[Opening Records for processing section]

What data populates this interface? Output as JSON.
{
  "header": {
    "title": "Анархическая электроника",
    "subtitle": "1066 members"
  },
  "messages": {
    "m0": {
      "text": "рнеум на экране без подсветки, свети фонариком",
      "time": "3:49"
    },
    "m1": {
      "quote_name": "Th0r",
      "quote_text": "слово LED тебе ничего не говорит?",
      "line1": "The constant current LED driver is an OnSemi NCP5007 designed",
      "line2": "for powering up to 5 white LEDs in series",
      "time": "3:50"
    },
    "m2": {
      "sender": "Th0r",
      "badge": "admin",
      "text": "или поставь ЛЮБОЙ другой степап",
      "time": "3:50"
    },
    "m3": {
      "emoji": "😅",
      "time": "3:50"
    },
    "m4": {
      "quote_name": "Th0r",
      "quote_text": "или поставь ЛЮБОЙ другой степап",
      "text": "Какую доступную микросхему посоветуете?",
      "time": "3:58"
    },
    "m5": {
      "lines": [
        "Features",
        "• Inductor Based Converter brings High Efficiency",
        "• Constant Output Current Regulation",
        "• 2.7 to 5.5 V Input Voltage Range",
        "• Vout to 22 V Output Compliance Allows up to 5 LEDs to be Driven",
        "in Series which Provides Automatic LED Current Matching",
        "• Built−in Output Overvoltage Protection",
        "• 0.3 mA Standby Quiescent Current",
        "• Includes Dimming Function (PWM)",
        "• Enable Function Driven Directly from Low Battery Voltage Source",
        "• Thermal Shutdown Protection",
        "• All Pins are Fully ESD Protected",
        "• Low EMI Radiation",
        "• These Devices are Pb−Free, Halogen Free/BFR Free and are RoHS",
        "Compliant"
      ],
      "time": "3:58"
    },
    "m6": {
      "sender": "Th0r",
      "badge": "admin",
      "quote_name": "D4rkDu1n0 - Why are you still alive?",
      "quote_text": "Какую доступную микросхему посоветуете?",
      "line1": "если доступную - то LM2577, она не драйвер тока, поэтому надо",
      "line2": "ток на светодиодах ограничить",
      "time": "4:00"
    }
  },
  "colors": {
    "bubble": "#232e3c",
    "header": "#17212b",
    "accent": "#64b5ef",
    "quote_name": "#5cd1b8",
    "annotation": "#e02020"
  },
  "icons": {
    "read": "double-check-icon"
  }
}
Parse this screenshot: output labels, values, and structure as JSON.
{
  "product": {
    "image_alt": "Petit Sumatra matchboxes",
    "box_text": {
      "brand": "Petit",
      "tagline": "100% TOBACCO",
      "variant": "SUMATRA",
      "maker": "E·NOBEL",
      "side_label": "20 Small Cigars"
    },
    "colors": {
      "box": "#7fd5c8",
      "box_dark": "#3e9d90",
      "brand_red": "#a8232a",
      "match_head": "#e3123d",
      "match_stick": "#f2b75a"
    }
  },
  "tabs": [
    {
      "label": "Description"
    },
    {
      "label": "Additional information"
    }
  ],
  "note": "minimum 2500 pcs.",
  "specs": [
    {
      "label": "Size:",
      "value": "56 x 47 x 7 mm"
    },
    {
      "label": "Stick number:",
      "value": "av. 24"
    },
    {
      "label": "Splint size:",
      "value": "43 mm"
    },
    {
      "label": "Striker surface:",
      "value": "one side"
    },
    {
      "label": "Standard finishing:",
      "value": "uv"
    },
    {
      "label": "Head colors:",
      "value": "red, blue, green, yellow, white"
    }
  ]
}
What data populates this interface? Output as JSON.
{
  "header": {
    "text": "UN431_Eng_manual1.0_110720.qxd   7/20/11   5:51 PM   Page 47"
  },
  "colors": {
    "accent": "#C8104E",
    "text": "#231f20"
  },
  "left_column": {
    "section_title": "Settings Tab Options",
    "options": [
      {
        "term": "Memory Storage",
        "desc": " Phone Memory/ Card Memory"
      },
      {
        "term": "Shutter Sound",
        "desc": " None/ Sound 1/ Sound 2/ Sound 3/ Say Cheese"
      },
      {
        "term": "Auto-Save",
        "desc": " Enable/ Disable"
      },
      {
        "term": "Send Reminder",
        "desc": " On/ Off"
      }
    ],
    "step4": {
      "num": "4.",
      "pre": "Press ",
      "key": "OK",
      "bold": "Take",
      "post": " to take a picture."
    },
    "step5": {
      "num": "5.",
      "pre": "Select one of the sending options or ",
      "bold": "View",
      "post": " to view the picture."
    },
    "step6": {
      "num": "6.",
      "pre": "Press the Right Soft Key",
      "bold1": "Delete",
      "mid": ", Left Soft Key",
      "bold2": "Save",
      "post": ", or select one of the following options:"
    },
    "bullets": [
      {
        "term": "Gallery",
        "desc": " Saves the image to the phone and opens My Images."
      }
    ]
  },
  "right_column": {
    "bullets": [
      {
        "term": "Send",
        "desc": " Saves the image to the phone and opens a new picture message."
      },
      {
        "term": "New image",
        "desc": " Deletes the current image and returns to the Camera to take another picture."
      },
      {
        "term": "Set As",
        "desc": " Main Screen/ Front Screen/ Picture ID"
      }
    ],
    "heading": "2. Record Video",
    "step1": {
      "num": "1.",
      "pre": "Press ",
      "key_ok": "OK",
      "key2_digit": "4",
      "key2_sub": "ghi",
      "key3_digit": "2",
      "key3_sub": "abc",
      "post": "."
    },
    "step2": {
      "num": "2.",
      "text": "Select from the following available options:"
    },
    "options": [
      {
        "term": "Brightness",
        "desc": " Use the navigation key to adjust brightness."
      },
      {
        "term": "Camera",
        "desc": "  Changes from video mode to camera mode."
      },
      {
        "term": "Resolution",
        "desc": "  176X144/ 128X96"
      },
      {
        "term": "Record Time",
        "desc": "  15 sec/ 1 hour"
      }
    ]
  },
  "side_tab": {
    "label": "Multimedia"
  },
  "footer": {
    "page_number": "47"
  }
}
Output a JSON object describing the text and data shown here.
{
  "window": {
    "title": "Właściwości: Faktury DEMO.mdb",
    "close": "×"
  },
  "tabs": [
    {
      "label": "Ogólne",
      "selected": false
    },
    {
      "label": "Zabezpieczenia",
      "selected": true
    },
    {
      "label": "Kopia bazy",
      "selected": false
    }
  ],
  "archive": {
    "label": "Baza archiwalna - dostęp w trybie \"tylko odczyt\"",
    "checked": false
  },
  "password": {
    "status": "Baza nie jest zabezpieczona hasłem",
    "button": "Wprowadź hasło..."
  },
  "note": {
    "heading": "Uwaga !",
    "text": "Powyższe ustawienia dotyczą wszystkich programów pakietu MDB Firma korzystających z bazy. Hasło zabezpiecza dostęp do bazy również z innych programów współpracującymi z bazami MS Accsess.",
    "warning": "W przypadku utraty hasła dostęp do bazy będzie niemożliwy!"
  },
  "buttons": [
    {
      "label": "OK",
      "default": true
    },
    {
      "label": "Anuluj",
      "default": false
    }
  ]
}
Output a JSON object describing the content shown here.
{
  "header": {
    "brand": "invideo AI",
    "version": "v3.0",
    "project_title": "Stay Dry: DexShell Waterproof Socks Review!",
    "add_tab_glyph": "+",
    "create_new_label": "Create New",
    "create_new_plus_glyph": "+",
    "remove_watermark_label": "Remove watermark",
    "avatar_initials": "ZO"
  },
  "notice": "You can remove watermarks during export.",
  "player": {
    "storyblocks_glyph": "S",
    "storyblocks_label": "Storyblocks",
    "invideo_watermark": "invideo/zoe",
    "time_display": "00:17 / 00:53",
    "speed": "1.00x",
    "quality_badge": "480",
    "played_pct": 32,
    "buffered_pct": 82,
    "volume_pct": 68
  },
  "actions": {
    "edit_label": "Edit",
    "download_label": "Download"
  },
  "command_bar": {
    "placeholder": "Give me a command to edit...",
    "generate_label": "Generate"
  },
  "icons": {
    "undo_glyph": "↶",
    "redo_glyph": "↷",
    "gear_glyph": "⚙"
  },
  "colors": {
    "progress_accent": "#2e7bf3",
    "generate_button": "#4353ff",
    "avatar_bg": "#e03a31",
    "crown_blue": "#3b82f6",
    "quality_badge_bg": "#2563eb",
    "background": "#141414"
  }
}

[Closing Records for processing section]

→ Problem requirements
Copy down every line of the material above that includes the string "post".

→ Your response
      "post": " to take a picture."
      "post": " to view the picture."
      "post": ", or select one of the following options:"
      "post": "."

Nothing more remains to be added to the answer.